Before European settlement, old growth, Sugar Maple-American Beech-Basswood forests originally covered nearly 3.5 million acres in Wisconsin. Through fragmentation and conversion to farmland, only about 50,000 acres of this forest remain. A significant percentage of Wisconsin's native flora and fauna is associated with forest habitats. Some forest birds, such as the Scarlet Tanager, depend on the interior of large unbroken tracts of forest, and as a result have decreased in recent decades. Area land trusts and government agencies are working to improve habitat for forest interior species through land acquisitions, conservation easements with landowners, and ambitious long-term restorations such as the Mequon Nature Preserve.

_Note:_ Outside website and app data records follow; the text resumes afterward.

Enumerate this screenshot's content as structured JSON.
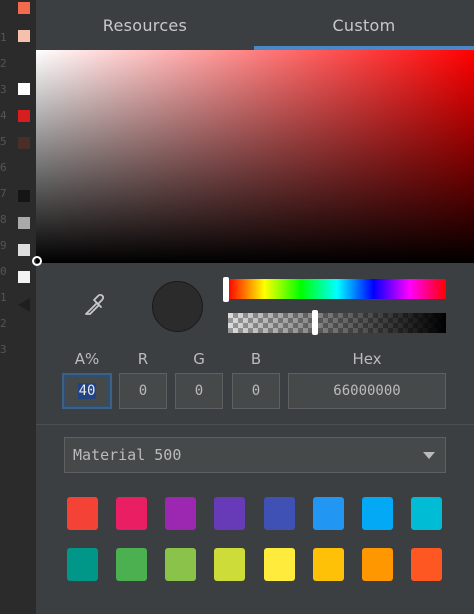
{
  "gutter": {
    "line_numbers": [
      "1",
      "2",
      "3",
      "4",
      "5",
      "6",
      "7",
      "8",
      "9",
      "0",
      "1",
      "2",
      "3"
    ],
    "swatch_colors": [
      "#f26b4f",
      "#f7c0ad",
      "#ffffff",
      "#d71d1d",
      "#4a2e28",
      "#151515",
      "#aaaaaa",
      "#dddddd",
      "#f2f2f2"
    ]
  },
  "tabs": [
    {
      "label": "Resources",
      "selected": false
    },
    {
      "label": "Custom",
      "selected": true
    }
  ],
  "picker": {
    "hue_color": "#ff0000",
    "preview_color": "#2b2b2b"
  },
  "fields": {
    "alpha": {
      "label": "A%",
      "value": "40"
    },
    "r": {
      "label": "R",
      "value": "0"
    },
    "g": {
      "label": "G",
      "value": "0"
    },
    "b": {
      "label": "B",
      "value": "0"
    },
    "hex": {
      "label": "Hex",
      "value": "66000000"
    }
  },
  "palette": {
    "selected": "Material 500",
    "row1": [
      "#f44336",
      "#e91e63",
      "#9c27b0",
      "#673ab7",
      "#3f51b5",
      "#2196f3",
      "#03a9f4",
      "#00bcd4"
    ],
    "row2": [
      "#009688",
      "#4caf50",
      "#8bc34a",
      "#cddc39",
      "#ffeb3b",
      "#ffc107",
      "#ff9800",
      "#ff5722"
    ]
  },
  "icons": {
    "eyedropper": "eyedropper-icon",
    "dropdown_caret": "chevron-down-icon"
  }
}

3. Highland Woods: This City of Mequon park provides a series of hiking trails that wind through a 12-acre forest remnant that boasts spring wildflower displays and views of resident nuthatches, woodpeckers, migrant kinglets, thrushes, vireos, and warblers.
5. Bratt Woods is an Ozaukee Washington Land Trust parcel of hardwood forest along the Milwaukee River that hosts spring blooming Dutchman's breeches, dogtooth violet, and jack-in-the-pulpi.t Just off the Interurban Trial, a hike through the woods is rewarded with a variety of migrant warblers, thrushes, tanagers, vireos, and woodpeckers.
6. I-43 Trail Bridge Woodlands: This new section of trail, which traverses small wetlands, woodlands, and shrublands, is good for viewing American Goldfinch, Song Sparrow, Wood Thrush, Brown Thrasher, Baltimore Oriole, Cedar Waxwing, and American Kestrel.
9. The Port Washington Ravine provides refuge for a wide variety of migrant songbirds when winds are brisk off of Lake Michigan. Birds you might encounter here include Carolina Wren, orioles, tanagers, and a number of warbler, vireo, and sparrow species.
B. Mee-Kwon County Park and Golf Course: The maple-beech woods atop the sledding hill are a productive location for warblers during spring migration. The Golf Course also supports a thriving Eastern Bluebird trail with approximately 30 nest boxes.
Typical Bird Species:
Eastern Wood Pewee
Great Crested Flycatcher
Great Horned Owl
For more information visit www.interurbantrail.us
Birds pictured: Baltimore Oriole, Red-bellied Woodpecker, Rose-breasted Grosbeak